What is required: Where does the string "true" appear in the material? Copy each line that holds it.

◆ ◆ ◆ ◆ ◆

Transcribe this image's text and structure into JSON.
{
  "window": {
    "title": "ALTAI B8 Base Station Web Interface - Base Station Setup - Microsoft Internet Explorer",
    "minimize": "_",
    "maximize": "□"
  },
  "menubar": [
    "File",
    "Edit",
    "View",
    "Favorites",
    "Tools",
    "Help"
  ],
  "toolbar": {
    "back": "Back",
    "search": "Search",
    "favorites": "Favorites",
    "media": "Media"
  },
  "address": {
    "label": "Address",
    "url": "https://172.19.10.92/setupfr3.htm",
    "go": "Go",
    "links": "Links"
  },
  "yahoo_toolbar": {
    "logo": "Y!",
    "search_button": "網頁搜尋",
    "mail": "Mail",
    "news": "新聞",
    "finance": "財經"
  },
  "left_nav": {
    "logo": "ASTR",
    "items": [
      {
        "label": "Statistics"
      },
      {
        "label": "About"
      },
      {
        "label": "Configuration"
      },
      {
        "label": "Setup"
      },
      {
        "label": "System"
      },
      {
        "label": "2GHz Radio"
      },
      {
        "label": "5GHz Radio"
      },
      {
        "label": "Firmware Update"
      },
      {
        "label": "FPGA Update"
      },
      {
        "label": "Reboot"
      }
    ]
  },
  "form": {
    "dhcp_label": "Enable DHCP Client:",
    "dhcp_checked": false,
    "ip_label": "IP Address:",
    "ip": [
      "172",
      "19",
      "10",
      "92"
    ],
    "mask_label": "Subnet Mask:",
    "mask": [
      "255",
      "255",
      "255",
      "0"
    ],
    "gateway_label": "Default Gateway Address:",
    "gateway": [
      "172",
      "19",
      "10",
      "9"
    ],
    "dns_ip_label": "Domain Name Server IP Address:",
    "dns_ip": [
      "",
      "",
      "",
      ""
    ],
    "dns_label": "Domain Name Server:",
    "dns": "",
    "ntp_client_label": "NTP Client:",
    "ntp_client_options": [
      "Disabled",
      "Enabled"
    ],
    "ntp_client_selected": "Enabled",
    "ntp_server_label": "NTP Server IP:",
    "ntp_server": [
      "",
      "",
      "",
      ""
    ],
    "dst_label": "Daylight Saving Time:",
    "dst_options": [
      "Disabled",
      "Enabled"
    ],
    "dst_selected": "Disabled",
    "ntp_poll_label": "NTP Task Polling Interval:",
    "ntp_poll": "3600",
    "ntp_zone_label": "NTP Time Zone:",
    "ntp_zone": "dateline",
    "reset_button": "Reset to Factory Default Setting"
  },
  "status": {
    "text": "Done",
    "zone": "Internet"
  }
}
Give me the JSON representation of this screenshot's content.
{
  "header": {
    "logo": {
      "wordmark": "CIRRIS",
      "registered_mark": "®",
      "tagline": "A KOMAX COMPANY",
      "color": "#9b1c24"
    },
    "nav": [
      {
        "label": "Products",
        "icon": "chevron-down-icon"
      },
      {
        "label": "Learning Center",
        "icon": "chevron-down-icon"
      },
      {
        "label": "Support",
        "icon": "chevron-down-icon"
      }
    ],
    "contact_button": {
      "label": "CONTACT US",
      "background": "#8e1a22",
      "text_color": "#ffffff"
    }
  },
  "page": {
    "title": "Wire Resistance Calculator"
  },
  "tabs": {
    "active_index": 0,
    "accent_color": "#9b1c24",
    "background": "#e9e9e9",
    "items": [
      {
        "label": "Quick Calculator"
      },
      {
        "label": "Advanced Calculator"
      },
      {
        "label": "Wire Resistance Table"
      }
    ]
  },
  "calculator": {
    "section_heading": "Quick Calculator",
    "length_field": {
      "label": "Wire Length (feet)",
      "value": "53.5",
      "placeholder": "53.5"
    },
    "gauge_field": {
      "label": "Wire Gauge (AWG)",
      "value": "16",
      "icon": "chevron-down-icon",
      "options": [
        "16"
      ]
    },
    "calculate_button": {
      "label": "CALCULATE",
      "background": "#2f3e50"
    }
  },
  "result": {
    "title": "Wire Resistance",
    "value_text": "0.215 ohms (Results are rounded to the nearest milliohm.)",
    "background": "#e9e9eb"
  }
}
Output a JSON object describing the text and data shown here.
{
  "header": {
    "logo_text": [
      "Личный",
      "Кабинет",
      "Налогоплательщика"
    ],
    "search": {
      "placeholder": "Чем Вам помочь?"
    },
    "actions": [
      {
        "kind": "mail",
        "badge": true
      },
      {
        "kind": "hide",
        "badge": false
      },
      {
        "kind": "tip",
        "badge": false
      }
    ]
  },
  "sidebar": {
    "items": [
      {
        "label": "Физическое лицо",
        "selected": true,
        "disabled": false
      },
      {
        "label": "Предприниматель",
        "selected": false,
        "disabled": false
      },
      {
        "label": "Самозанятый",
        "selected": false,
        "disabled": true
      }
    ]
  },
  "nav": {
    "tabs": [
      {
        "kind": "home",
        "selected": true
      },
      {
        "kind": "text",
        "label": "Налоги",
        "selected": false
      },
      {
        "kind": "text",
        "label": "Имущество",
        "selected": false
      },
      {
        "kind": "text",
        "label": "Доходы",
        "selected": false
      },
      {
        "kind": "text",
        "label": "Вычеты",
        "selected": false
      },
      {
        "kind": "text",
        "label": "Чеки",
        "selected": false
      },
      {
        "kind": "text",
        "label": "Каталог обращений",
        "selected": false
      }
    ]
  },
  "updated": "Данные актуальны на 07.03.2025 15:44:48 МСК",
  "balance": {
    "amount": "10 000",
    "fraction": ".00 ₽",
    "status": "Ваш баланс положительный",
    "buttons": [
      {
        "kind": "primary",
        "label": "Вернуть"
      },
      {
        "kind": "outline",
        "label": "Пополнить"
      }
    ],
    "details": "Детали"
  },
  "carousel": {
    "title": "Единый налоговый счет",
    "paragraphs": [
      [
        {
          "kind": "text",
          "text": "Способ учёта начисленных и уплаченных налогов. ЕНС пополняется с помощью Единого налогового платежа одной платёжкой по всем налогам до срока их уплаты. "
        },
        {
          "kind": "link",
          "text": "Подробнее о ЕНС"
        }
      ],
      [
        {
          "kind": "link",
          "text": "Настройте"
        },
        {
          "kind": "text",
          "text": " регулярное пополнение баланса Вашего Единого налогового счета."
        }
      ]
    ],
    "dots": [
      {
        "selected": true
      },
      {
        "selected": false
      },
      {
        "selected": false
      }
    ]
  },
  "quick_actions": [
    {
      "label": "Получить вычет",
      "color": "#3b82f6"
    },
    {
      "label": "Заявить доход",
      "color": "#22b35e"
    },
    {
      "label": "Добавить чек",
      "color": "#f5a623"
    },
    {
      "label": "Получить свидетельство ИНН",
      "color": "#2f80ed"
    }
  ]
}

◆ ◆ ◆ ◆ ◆

Exercise response:
        "badge": true
        "selected": true,
        "disabled": true
        "selected": true
        "selected": true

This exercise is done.